The worst of a storm coming up the coast is passing to the east of Washington, D.C. into Wednesday night.
The area will be on the cold side of the storm, but most likely west of the area of heavy precipitation and strongest wind.
Occasional rain will skirt northeastern Virginia and central Maryland. Not enough rain will fall to cause stream flooding with only the usual issues from routine rain in urban areas.
A few gusts between 30 and 40 mph will occur with winds mainly from of the north. This flow and a lack of a strong storm moving inland will not have great impact on the lower Potomac and the upper Chesapeake Bay in terms of water levels. However, minor to moderate coastal flooding is forecast for the lower Chesapeake Bay and the Norfolk, Va. area.
Wet snowflakes and sleet have and can continue to mix in around Washington, D.C., but since the area will be west of the storm's primary moisture, no accumulation is expected. Even though the northern parts of Maryland and Virginia will be colder and snow is favored over rain, a lack of heavy precipitation would result in wet roads during the storm.
For those heading northeastward, accumulating snow is forecast in portions of southeastern Pennsylvania, northeastern Maryland and central New Jersey to parts of the Hudson Valley in New York and western New England.
Motorists and pedestrians are cautioned to watch for icy spots in the wake of the storm Thursday morning.
Ripple-effect flight delays are possible with rain, wind and low visibility affecting the airports around New York City, Philadelphia and Boston.
Following a dip in temperature during the middle of the week, summerlike warmth will rebound across much of the Northeast by this weekend.
Daily episodes of severe thunderstorms and flooding downpours will impact the Plains this week, possibly lingering into the weekend.
Wind, seas and surf will build in advance of what could eventually become the first tropical system of 2015 along the southeastern Atlantic coast of the United States late this week.
Summer will lack any long-lasting heat waves across northwestern Europe, while parts of southern and eastern Europe will feel the heat.
Residents of the Philippines are being put on alert for potential impacts from Typhoon Noul, which will be a powerful typhoon when it approaches the Philippines this weekend.
The map will depict the threat levels for the four main storm hazards: wind, storm surge, flooding rain and tornadoes.
Thunderstorms rake over Nebraska and Kansas with golf ball-sized hail, wind gusts close to 90 mph at Superior, NE, and 3-1/2 inches of rain at Kensaw, NE.
Sheridan Lake, ND (1984)
Lightning struck a boat out on the water, killing two occupants.
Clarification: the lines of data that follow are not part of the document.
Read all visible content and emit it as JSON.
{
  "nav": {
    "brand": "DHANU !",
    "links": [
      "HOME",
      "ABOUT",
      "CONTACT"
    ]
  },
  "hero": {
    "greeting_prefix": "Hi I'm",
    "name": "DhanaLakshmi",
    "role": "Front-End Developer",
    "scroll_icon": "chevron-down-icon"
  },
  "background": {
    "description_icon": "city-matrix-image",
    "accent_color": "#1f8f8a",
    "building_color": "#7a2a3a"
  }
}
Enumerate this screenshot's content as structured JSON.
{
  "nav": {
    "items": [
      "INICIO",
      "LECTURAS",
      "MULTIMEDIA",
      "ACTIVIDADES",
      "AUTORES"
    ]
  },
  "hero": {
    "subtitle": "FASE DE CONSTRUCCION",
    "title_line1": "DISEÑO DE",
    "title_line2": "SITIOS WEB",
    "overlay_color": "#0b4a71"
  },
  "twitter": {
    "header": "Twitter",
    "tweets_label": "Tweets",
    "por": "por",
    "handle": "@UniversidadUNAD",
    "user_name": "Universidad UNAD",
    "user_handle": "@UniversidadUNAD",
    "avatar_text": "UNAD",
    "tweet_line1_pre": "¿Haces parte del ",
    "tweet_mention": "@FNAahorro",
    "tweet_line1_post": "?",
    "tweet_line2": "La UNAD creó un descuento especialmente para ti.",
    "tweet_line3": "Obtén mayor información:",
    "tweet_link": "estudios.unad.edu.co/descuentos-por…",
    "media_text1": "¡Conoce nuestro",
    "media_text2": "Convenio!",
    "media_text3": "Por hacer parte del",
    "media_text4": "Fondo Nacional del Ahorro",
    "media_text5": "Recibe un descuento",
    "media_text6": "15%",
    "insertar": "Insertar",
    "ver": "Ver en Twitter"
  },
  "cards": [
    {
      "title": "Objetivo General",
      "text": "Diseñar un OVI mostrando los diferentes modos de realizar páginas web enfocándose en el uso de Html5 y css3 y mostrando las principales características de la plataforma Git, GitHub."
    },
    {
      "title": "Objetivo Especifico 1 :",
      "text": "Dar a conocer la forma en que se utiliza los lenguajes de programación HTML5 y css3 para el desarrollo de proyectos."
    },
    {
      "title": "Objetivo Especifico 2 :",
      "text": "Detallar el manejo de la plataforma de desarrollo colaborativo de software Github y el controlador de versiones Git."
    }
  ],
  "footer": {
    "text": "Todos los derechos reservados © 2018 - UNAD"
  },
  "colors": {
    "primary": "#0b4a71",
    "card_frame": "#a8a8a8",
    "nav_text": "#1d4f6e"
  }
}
A life vest was torn to bits by the powerful bolt.
Louisville, KY (1989)
Coldest Kentucky Derby ever. The race was run in 42-46 degree temperatures. Wet snowflakes were seen nearby.